With the shift to online video streaming, BitTorrent has lost prominence in recent years. That’s a shame, since the technology offers many advantages.
This is one of the reasons why Stanford University graduate Feross Aboukhadijeh invented WebTorrent. The technology, which is supported by most modern browsers, allows users to seamlessly stream videos on the web with BitTorrent.
In the few years that it’s been around, several tools and services have been built on WebTorrent, including a dedicated desktop client. The desktop version basically serves as a torrent client that streams torrents almost instantaneously on Windows, Linux, and Mac.
Add in AirPlay, Chromecast and DLNA support and it brings these videos to any network-connected TV as well. Quite a powerful tool, as many people have discovered in recent months.
This week Feross informed TorrentFreak that WebTorrent Desktop had reached the one million download mark. That’s a major milestone for a modest project with no full-time developer. But while users seem to be happy, it’s not perfect yet.
“WebTorrent Desktop is the best torrent app in existence. Yet, the app suffers from performance issues when too many torrents are added or too many peers show up. It’s also missing important power user features like bandwidth throttling,” Feross says.
The same is true for WebTorrent itself, which the desktop version is built on. The software has been on the verge of version 1.0.0 for over two years now but needs some more work to make the final leap. This is why Feross would like to invest more time into the projects, given the right support.
Last month Feross launched a Patreon campaign to crowdfund future development of WebTorrent including the desktop version. There are dozens of open issues and a lot of plans and with proper funding, the developer can free up time to work on these.
“The goal of the campaign is to allow me to spend a few days per week addressing these issues,” Feross says, adding that all software he works on is completely free and always has been.
Thus far the fundraising campaign is going well. WebTorrent’s developer has received support from dozens of people, totaling $1,730 a month through Patreon alone, and he has signed up the privacy oriented browser Brave and video site PopChest as Platinum backers.
Community-driven funding is a great way to support Open Source projects, Feross believes, and he is encouraging others to try it out as well.
“I’ve been promoting Patreon heavily within my community as a way for open source software developers to get paid for their work,” Feross says.

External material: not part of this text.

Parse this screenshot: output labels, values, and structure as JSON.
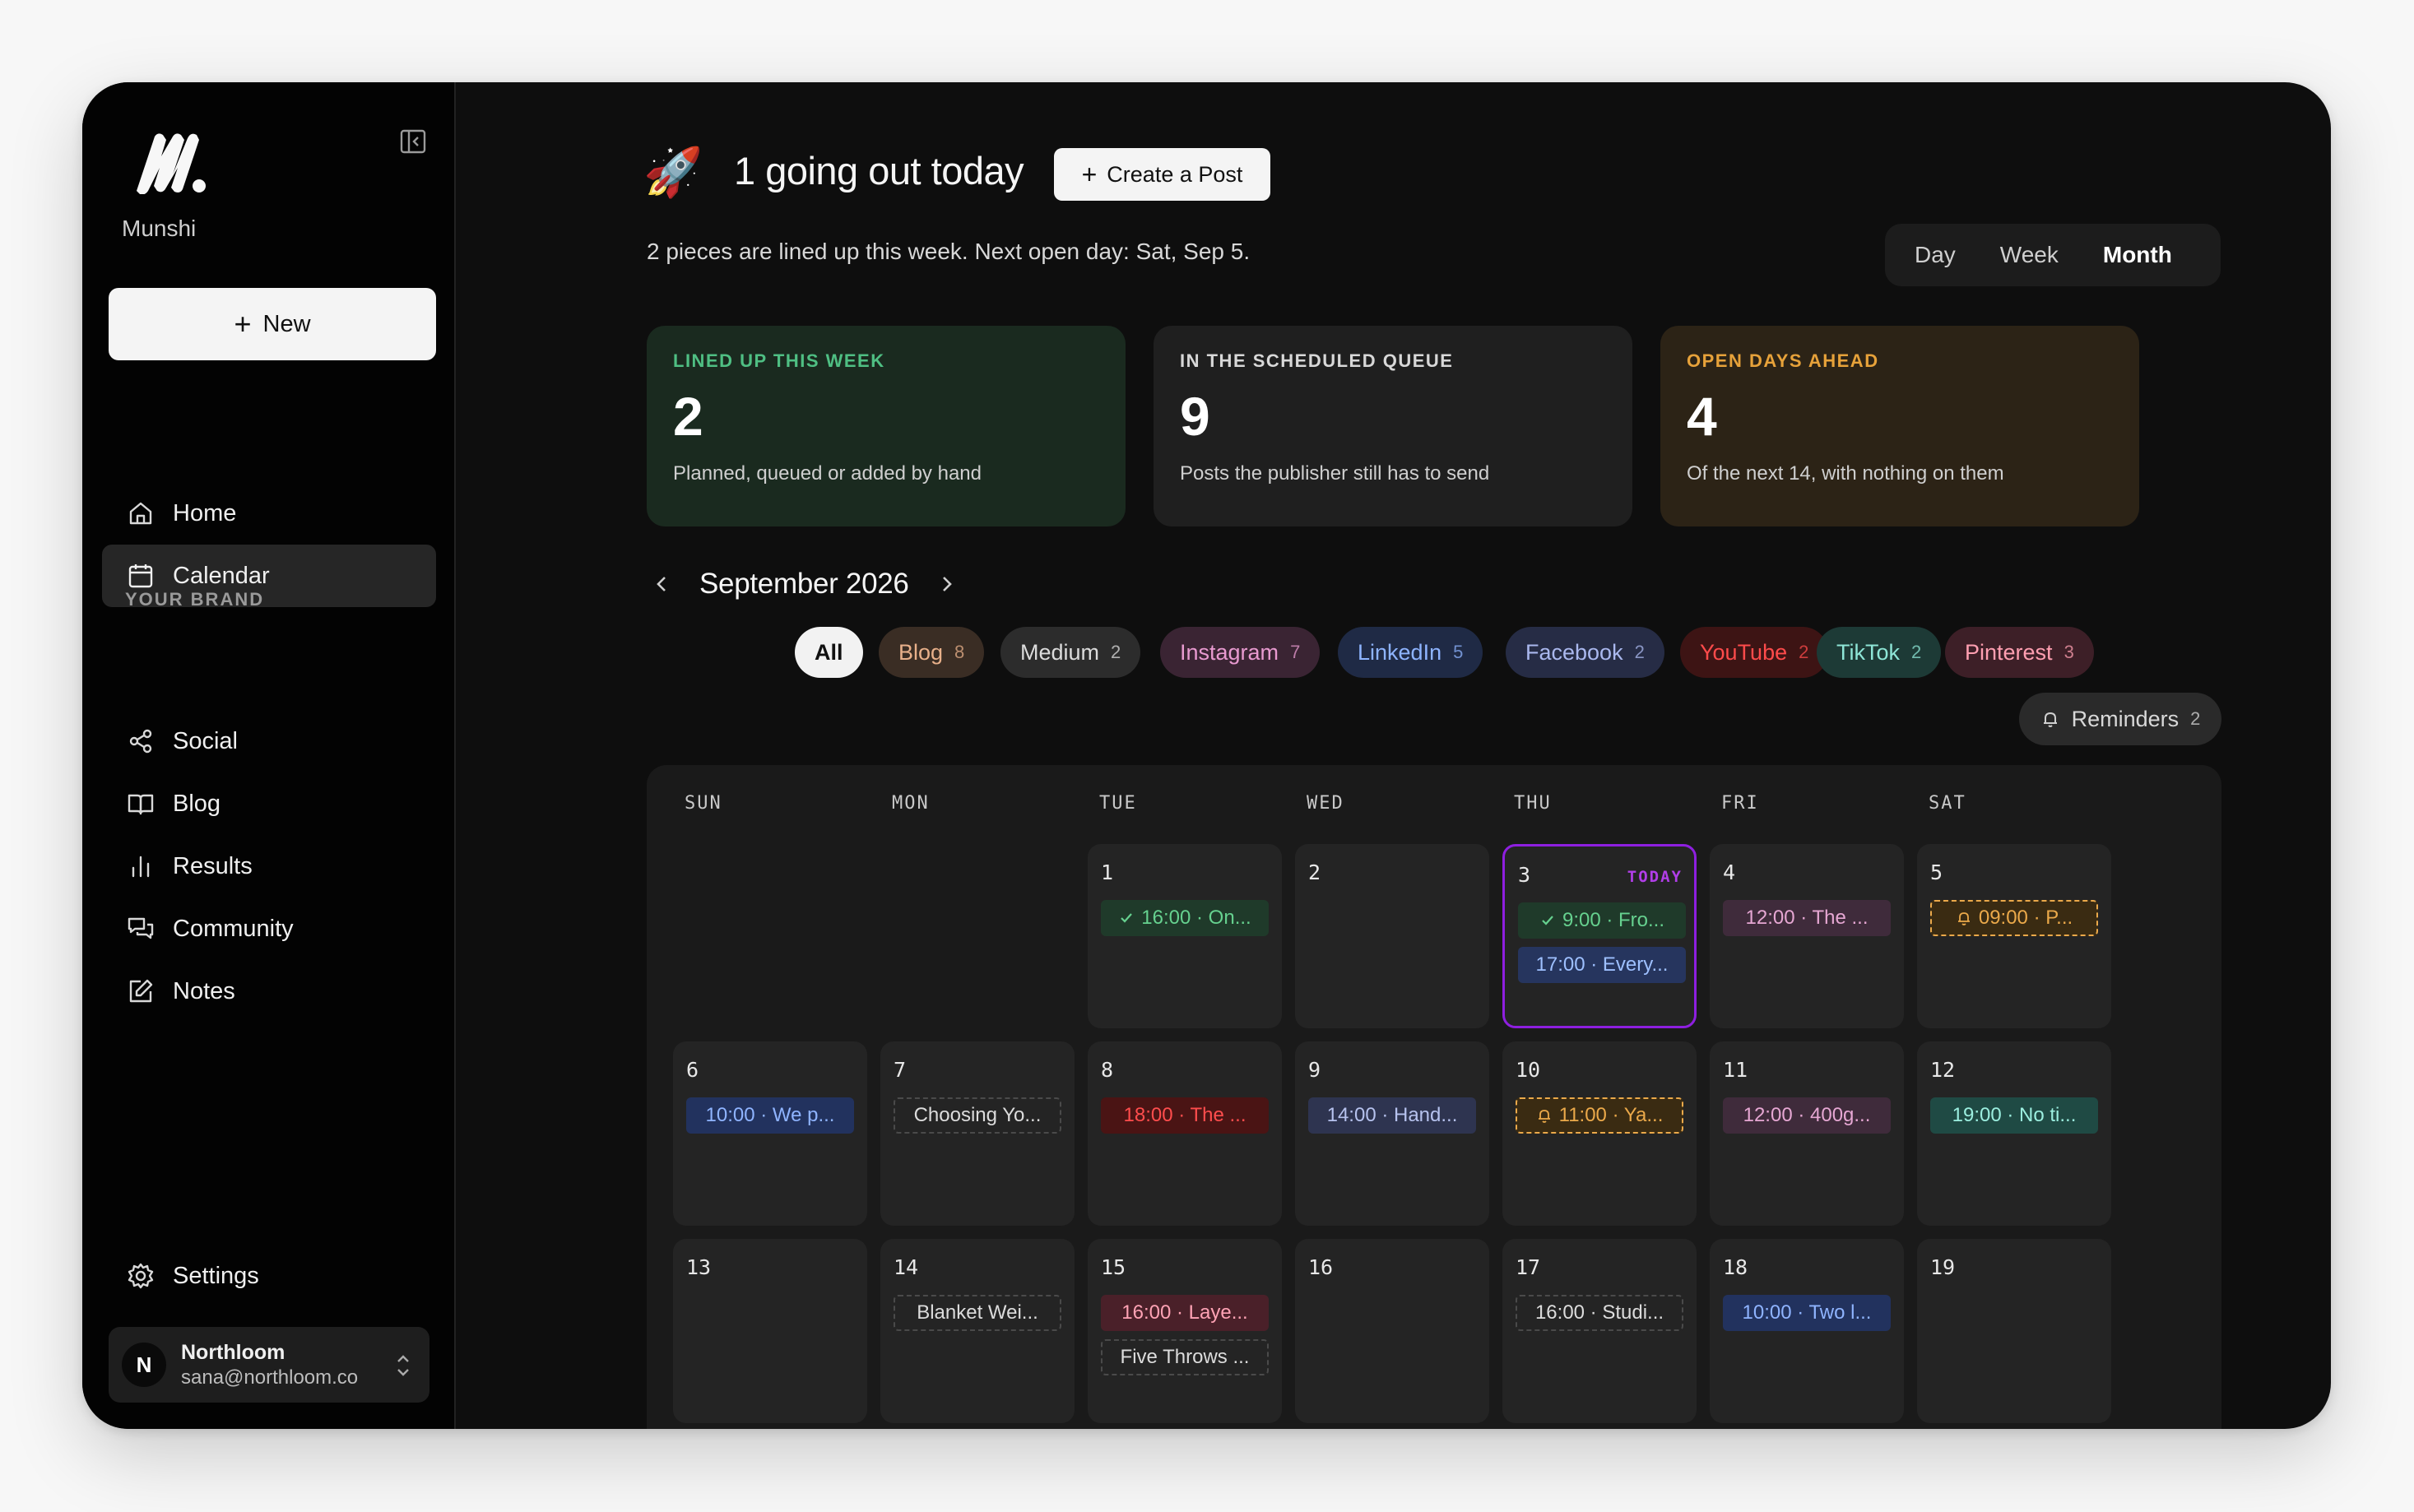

“The norm in the industry right now is that no one gets paid — it’s all volunteer work, even though we’re generating a lot of value for the world! Patreon is a really promising solution for software people like me.”
People who want to give WebTorrent Desktop a try can download a copy from the official site. More information on the core WebTorrent technology and its implementations is available there was well. And if you like what you see, Feross still needs a bit of help to reach his Patreon goal.